> [ACTIVITY] I would like you to output every record below exactly, apart from the pictures.

> [EXERCISE DATA]
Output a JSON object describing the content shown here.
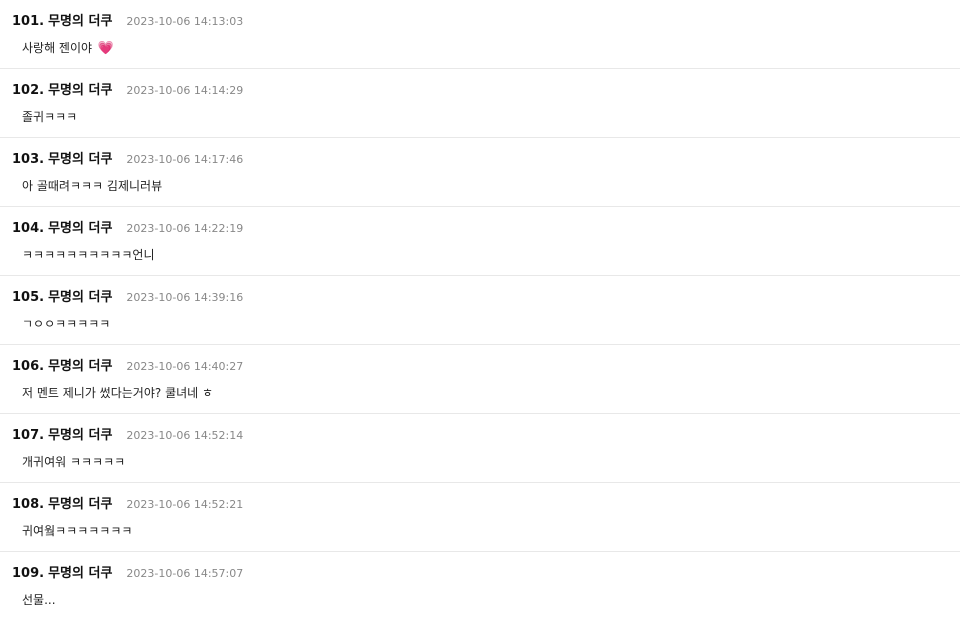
{
  "comments": [
    {
      "number": "101.",
      "author": "무명의 더쿠",
      "date": "2023-10-06 14:13:03",
      "text": "사랑해 젠이야",
      "emoji": "💗"
    },
    {
      "number": "102.",
      "author": "무명의 더쿠",
      "date": "2023-10-06 14:14:29",
      "text": "졸귀ㅋㅋㅋ"
    },
    {
      "number": "103.",
      "author": "무명의 더쿠",
      "date": "2023-10-06 14:17:46",
      "text": "아 골때려ㅋㅋㅋ 김제니러뷰"
    },
    {
      "number": "104.",
      "author": "무명의 더쿠",
      "date": "2023-10-06 14:22:19",
      "text": "ㅋㅋㅋㅋㅋㅋㅋㅋㅋㅋ언니"
    },
    {
      "number": "105.",
      "author": "무명의 더쿠",
      "date": "2023-10-06 14:39:16",
      "text": "ㄱㅇㅇㅋㅋㅋㅋㅋ"
    },
    {
      "number": "106.",
      "author": "무명의 더쿠",
      "date": "2023-10-06 14:40:27",
      "text": "저 멘트 제니가 썼다는거야? 쿨녀네 ㅎ"
    },
    {
      "number": "107.",
      "author": "무명의 더쿠",
      "date": "2023-10-06 14:52:14",
      "text": "개귀여워 ㅋㅋㅋㅋㅋ"
    },
    {
      "number": "108.",
      "author": "무명의 더쿠",
      "date": "2023-10-06 14:52:21",
      "text": "귀여웤ㅋㅋㅋㅋㅋㅋㅋ"
    },
    {
      "number": "109.",
      "author": "무명의 더쿠",
      "date": "2023-10-06 14:57:07",
      "text": "선물..."
    }
  ],
  "colors": {
    "heart": "#e8458b",
    "divider": "#e8e8e8",
    "date": "#888888"
  }
}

> [OUTPUT BELOW]
Output a JSON object describing the content shown here.
{
  "comments": [
    {
      "number": "101.",
      "author": "무명의 더쿠",
      "date": "2023-10-06 14:13:03",
      "text": "사랑해 젠이야",
      "emoji": "💗"
    },
    {
      "number": "102.",
      "author": "무명의 더쿠",
      "date": "2023-10-06 14:14:29",
      "text": "졸귀ㅋㅋㅋ"
    },
    {
      "number": "103.",
      "author": "무명의 더쿠",
      "date": "2023-10-06 14:17:46",
      "text": "아 골때려ㅋㅋㅋ 김제니러뷰"
    },
    {
      "number": "104.",
      "author": "무명의 더쿠",
      "date": "2023-10-06 14:22:19",
      "text": "ㅋㅋㅋㅋㅋㅋㅋㅋㅋㅋ언니"
    },
    {
      "number": "105.",
      "author": "무명의 더쿠",
      "date": "2023-10-06 14:39:16",
      "text": "ㄱㅇㅇㅋㅋㅋㅋㅋ"
    },
    {
      "number": "106.",
      "author": "무명의 더쿠",
      "date": "2023-10-06 14:40:27",
      "text": "저 멘트 제니가 썼다는거야? 쿨녀네 ㅎ"
    },
    {
      "number": "107.",
      "author": "무명의 더쿠",
      "date": "2023-10-06 14:52:14",
      "text": "개귀여워 ㅋㅋㅋㅋㅋ"
    },
    {
      "number": "108.",
      "author": "무명의 더쿠",
      "date": "2023-10-06 14:52:21",
      "text": "귀여웤ㅋㅋㅋㅋㅋㅋㅋ"
    },
    {
      "number": "109.",
      "author": "무명의 더쿠",
      "date": "2023-10-06 14:57:07",
      "text": "선물..."
    }
  ],
  "colors": {
    "heart": "#e8458b",
    "divider": "#e8e8e8",
    "date": "#888888"
  }
}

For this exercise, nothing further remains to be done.